þa þæt hornreced healdan scoldon,
ealle buton anum. Þæt wæs yldum cuþ
þæt hie ne moste, þa metod nolde,
se synscaþa under sceadu bregdan,
ac he wæccende wraþum on andan
bad bolgenmod beadwa geþinges.
Ða com of more under misthleoþum
Grendel gongan, godes yrre bær.
Mynte se manscaða manna cynnes
sumne besyrwan in sele þam hean.
Wod under wolcnum to þæs þe he winreced,
goldsele gumena, gearwost wisse,
fættum fahne. Ne wæs þæt forma sið
þæt he Hroþgares ham gesohte;
næfre he on aldordagum ær ne siþðan
heardran hæle, healðegnas fand.
Com þa to recede rinc siðian,
dreamum bedæled. Duru sona onarn,
fyrbendum fæst, syþðan he hire folmum æthran;
onbræd þa bealohydig, ða he gebolgen wæs,
recedes muþan. Raþe æfter þon
on fagne flor feond treddode,
eode yrremod. Him of eagum stod
ligge gelicost leoht unfæger.
“Grendel’s Haunting Approach”: A Modern English Translation by Richard Fahey
For discussion of the passage, see the translator’s preface.
“He CAME in the dark night, the shadow-walker slithered.
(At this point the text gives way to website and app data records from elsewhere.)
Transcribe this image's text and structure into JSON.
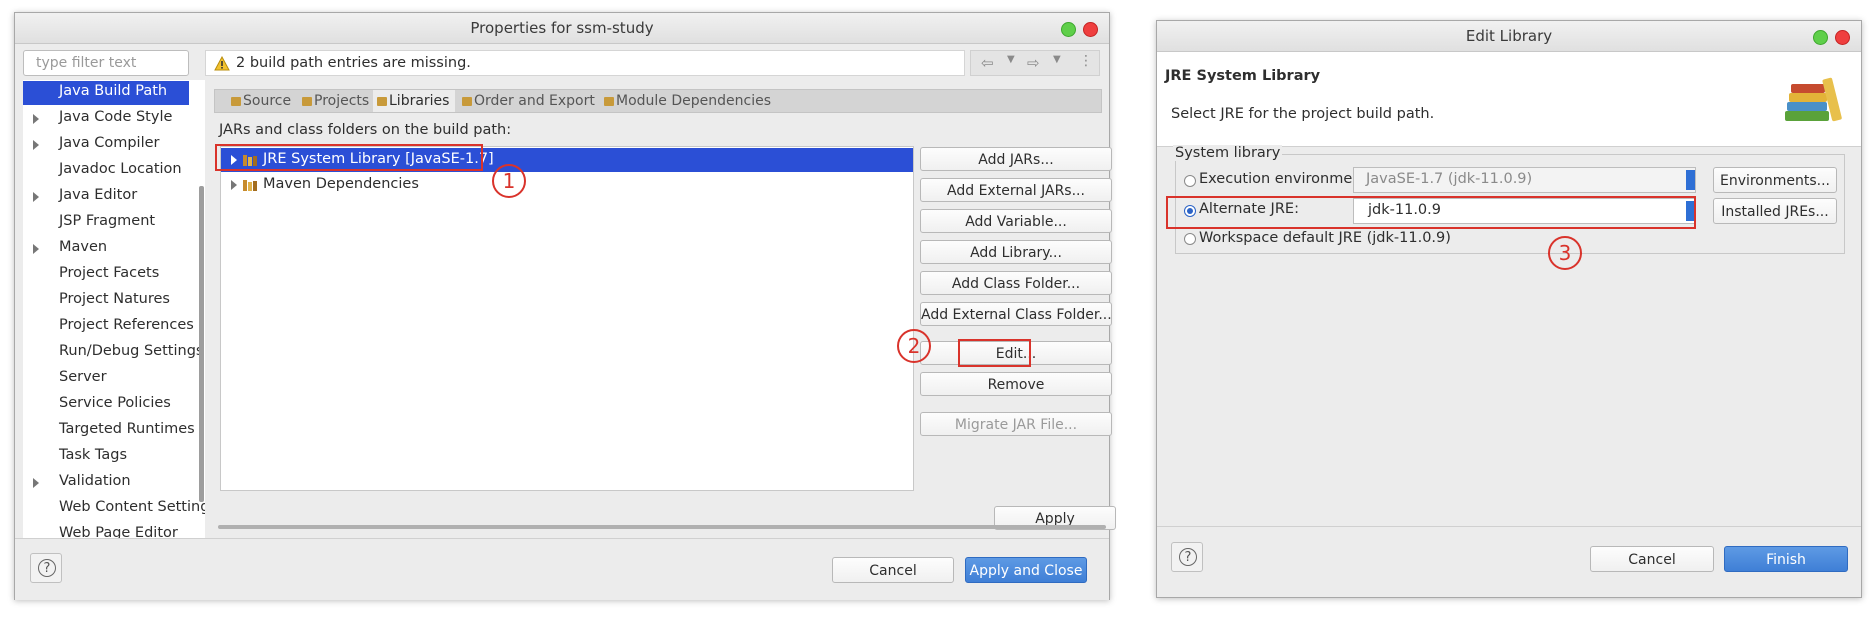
{
  "properties_dialog": {
    "title": "Properties for ssm-study",
    "filter_placeholder": "type filter text",
    "warning_text": "2 build path entries are missing.",
    "nav_items": [
      {
        "label": "Java Build Path",
        "expandable": false,
        "selected": true
      },
      {
        "label": "Java Code Style",
        "expandable": true
      },
      {
        "label": "Java Compiler",
        "expandable": true
      },
      {
        "label": "Javadoc Location",
        "expandable": false
      },
      {
        "label": "Java Editor",
        "expandable": true
      },
      {
        "label": "JSP Fragment",
        "expandable": false
      },
      {
        "label": "Maven",
        "expandable": true
      },
      {
        "label": "Project Facets",
        "expandable": false
      },
      {
        "label": "Project Natures",
        "expandable": false
      },
      {
        "label": "Project References",
        "expandable": false
      },
      {
        "label": "Run/Debug Settings",
        "expandable": false
      },
      {
        "label": "Server",
        "expandable": false
      },
      {
        "label": "Service Policies",
        "expandable": false
      },
      {
        "label": "Targeted Runtimes",
        "expandable": false
      },
      {
        "label": "Task Tags",
        "expandable": false
      },
      {
        "label": "Validation",
        "expandable": true
      },
      {
        "label": "Web Content Settings",
        "expandable": false
      },
      {
        "label": "Web Page Editor",
        "expandable": false
      }
    ],
    "tabs": [
      "Source",
      "Projects",
      "Libraries",
      "Order and Export",
      "Module Dependencies"
    ],
    "active_tab": "Libraries",
    "section_label": "JARs and class folders on the build path:",
    "tree_items": [
      {
        "label": "JRE System Library [JavaSE-1.7]",
        "selected": true
      },
      {
        "label": "Maven Dependencies",
        "selected": false
      }
    ],
    "side_buttons": {
      "add_jars": "Add JARs...",
      "add_external_jars": "Add External JARs...",
      "add_variable": "Add Variable...",
      "add_library": "Add Library...",
      "add_class_folder": "Add Class Folder...",
      "add_external_class_folder": "Add External Class Folder...",
      "edit": "Edit...",
      "remove": "Remove",
      "migrate_jar": "Migrate JAR File..."
    },
    "apply": "Apply",
    "cancel": "Cancel",
    "apply_and_close": "Apply and Close",
    "help": "?"
  },
  "edit_library_dialog": {
    "title": "Edit Library",
    "heading": "JRE System Library",
    "description": "Select JRE for the project build path.",
    "group_label": "System library",
    "execution_env_label": "Execution environment:",
    "execution_env_value": "JavaSE-1.7 (jdk-11.0.9)",
    "environments_button": "Environments...",
    "alternate_jre_label": "Alternate JRE:",
    "alternate_jre_value": "jdk-11.0.9",
    "installed_jres_button": "Installed JREs...",
    "workspace_default_label": "Workspace default JRE (jdk-11.0.9)",
    "selected_option": "Alternate JRE",
    "cancel": "Cancel",
    "finish": "Finish",
    "help": "?"
  },
  "annotations": {
    "step1": "1",
    "step2": "2",
    "step3": "3",
    "color": "#d9332b"
  }
}
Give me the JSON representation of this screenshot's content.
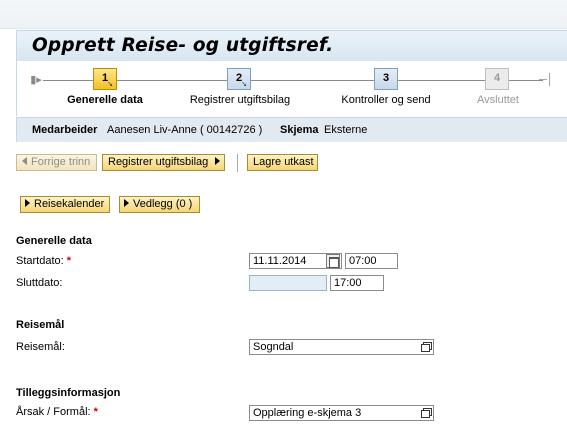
{
  "page": {
    "title": "Opprett Reise- og utgiftsref."
  },
  "roadmap": {
    "steps": [
      {
        "number": "1",
        "label": "Generelle data",
        "state": "active"
      },
      {
        "number": "2",
        "label": "Registrer utgiftsbilag",
        "state": "available"
      },
      {
        "number": "3",
        "label": "Kontroller og send",
        "state": "available"
      },
      {
        "number": "4",
        "label": "Avsluttet",
        "state": "disabled"
      }
    ]
  },
  "info_bar": {
    "employee_label": "Medarbeider",
    "employee_value": "Aanesen Liv-Anne ( 00142726 )",
    "schema_label": "Skjema",
    "schema_value": "Eksterne"
  },
  "toolbar": {
    "previous_label": "Forrige trinn",
    "next_label": "Registrer utgiftsbilag",
    "save_draft_label": "Lagre utkast"
  },
  "actions": {
    "travel_calendar_label": "Reisekalender",
    "attachments_label": "Vedlegg (0 )"
  },
  "general": {
    "section_title": "Generelle data",
    "start_label": "Startdato:",
    "start_date": "11.11.2014",
    "start_time": "07:00",
    "end_label": "Sluttdato:",
    "end_date": "",
    "end_time": "17:00"
  },
  "destination": {
    "section_title": "Reisemål",
    "label": "Reisemål:",
    "value": "Sogndal"
  },
  "additional": {
    "section_title": "Tilleggsinformasjon",
    "reason_label": "Årsak / Formål:",
    "reason_value": "Opplæring e-skjema 3"
  },
  "required_marker": "*",
  "colors": {
    "active_step": "#f3bf2c",
    "button_bg": "#f5d676",
    "info_bar_bg": "#e2eaf1",
    "title_bar_bg": "#d7e6f1",
    "required": "#d40000"
  }
}
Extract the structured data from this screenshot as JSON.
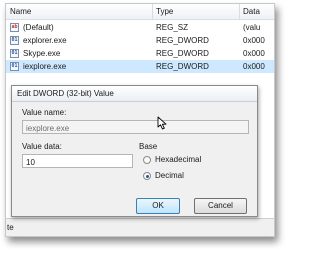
{
  "registry": {
    "columns": {
      "name": "Name",
      "type": "Type",
      "data": "Data"
    },
    "rows": [
      {
        "icon": "string-value-icon",
        "name": "(Default)",
        "type": "REG_SZ",
        "data": "(valu"
      },
      {
        "icon": "binary-value-icon",
        "name": "explorer.exe",
        "type": "REG_DWORD",
        "data": "0x000"
      },
      {
        "icon": "binary-value-icon",
        "name": "Skype.exe",
        "type": "REG_DWORD",
        "data": "0x000"
      },
      {
        "icon": "binary-value-icon",
        "name": "iexplore.exe",
        "type": "REG_DWORD",
        "data": "0x000"
      }
    ],
    "bottom_text": "te"
  },
  "dialog": {
    "title": "Edit DWORD (32-bit) Value",
    "value_name_label": "Value name:",
    "value_name": "iexplore.exe",
    "value_data_label": "Value data:",
    "value_data": "10",
    "base_label": "Base",
    "base_options": [
      {
        "label": "Hexadecimal",
        "selected": false
      },
      {
        "label": "Decimal",
        "selected": true
      }
    ],
    "ok_label": "OK",
    "cancel_label": "Cancel"
  }
}
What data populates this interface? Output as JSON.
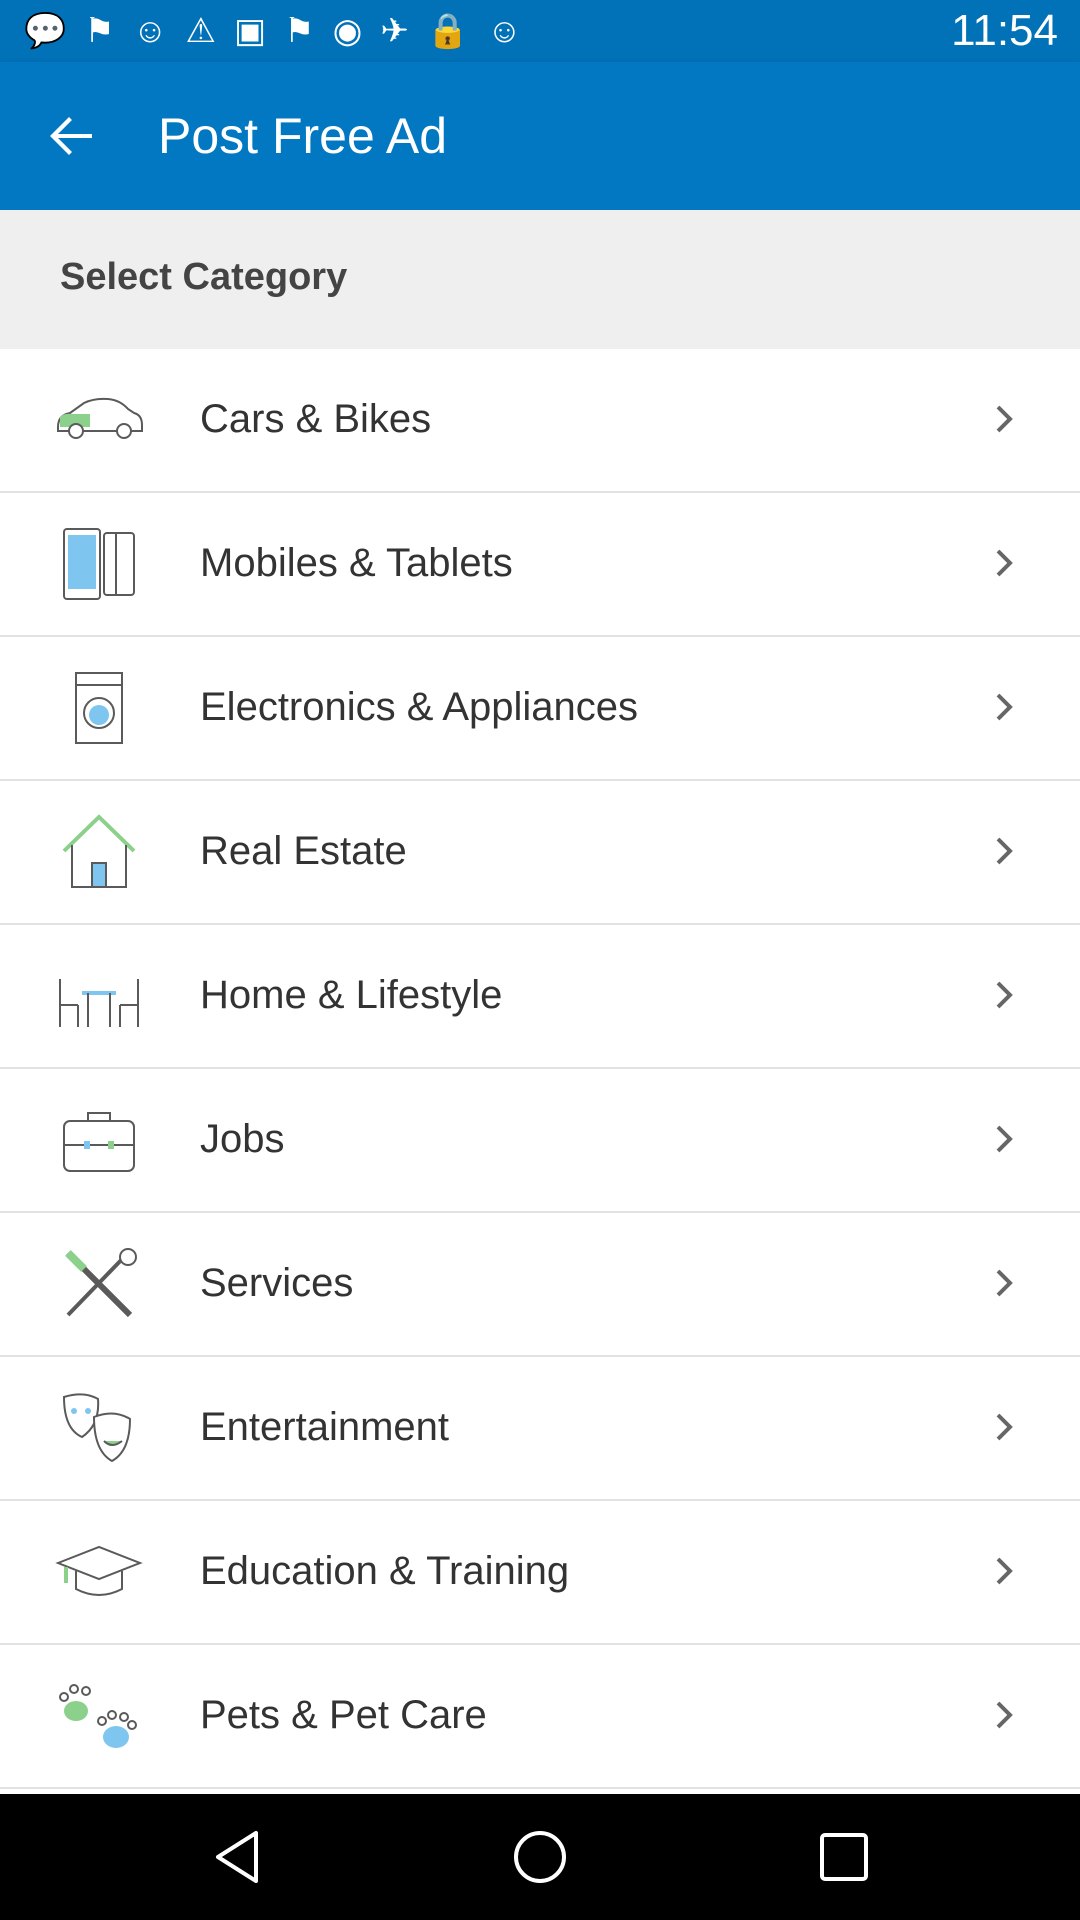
{
  "status_bar": {
    "time": "11:54",
    "icons": [
      "chat-icon",
      "flag-icon",
      "cat-icon",
      "warning-icon",
      "puzzle-icon",
      "flag-icon",
      "target-icon",
      "satellite-icon",
      "lock-icon",
      "cat-icon"
    ],
    "bg_color": "#0171b8"
  },
  "app_bar": {
    "title": "Post Free Ad",
    "back_icon": "arrow-back-icon",
    "bg_color": "#0178c1"
  },
  "section": {
    "title": "Select Category"
  },
  "categories": [
    {
      "label": "Cars & Bikes",
      "icon": "car-icon"
    },
    {
      "label": "Mobiles & Tablets",
      "icon": "mobile-icon"
    },
    {
      "label": "Electronics & Appliances",
      "icon": "washing-machine-icon"
    },
    {
      "label": "Real Estate",
      "icon": "house-icon"
    },
    {
      "label": "Home & Lifestyle",
      "icon": "furniture-icon"
    },
    {
      "label": "Jobs",
      "icon": "briefcase-icon"
    },
    {
      "label": "Services",
      "icon": "tools-icon"
    },
    {
      "label": "Entertainment",
      "icon": "theater-masks-icon"
    },
    {
      "label": "Education & Training",
      "icon": "graduation-cap-icon"
    },
    {
      "label": "Pets & Pet Care",
      "icon": "paw-icon"
    }
  ],
  "nav_bar": {
    "buttons": [
      "back-triangle-icon",
      "home-circle-icon",
      "recents-square-icon"
    ]
  },
  "colors": {
    "icon_green": "#8bd08b",
    "icon_blue": "#7ec6ef",
    "icon_stroke": "#5a5a5a",
    "chevron": "#666666"
  }
}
The warriors slept, those that should have held that horned-hall, all but one. It was known to men that the relentless, sinful ravager could not drag men under shadow, when the Ruler did not will it, but he (Beowulf) waited, watching in wrathful anger, swollen-minded with the thought of battles.
Then he CAME from the marsh, Grendel went under misty slopes; he bore the anger of God. The mean, man-shaped ravager of men intended to seize one of mankind in that high hall. He went under the clouds to there, where he knew the wine-house was, the golden hall of men, most clearly coated with adornments. That was not the first time that he sought the home of Hroðgar. Never had he, before or after, in the days of his life found the hall-thanes with such hard luck.
He then CAME to the hall, the man journeyed, bereft of joys. The doors, fastened with fire-forged bolts, immediately sprung open after he touched it with his hands; then he (Grendel) was swollen (with rage), when the evil-minded one tore open the mouth of the hall. Quickly after that, the enemy trod on the decorated floor, he went angry-minded. An unfair light shown from his eyes, most like a flame.”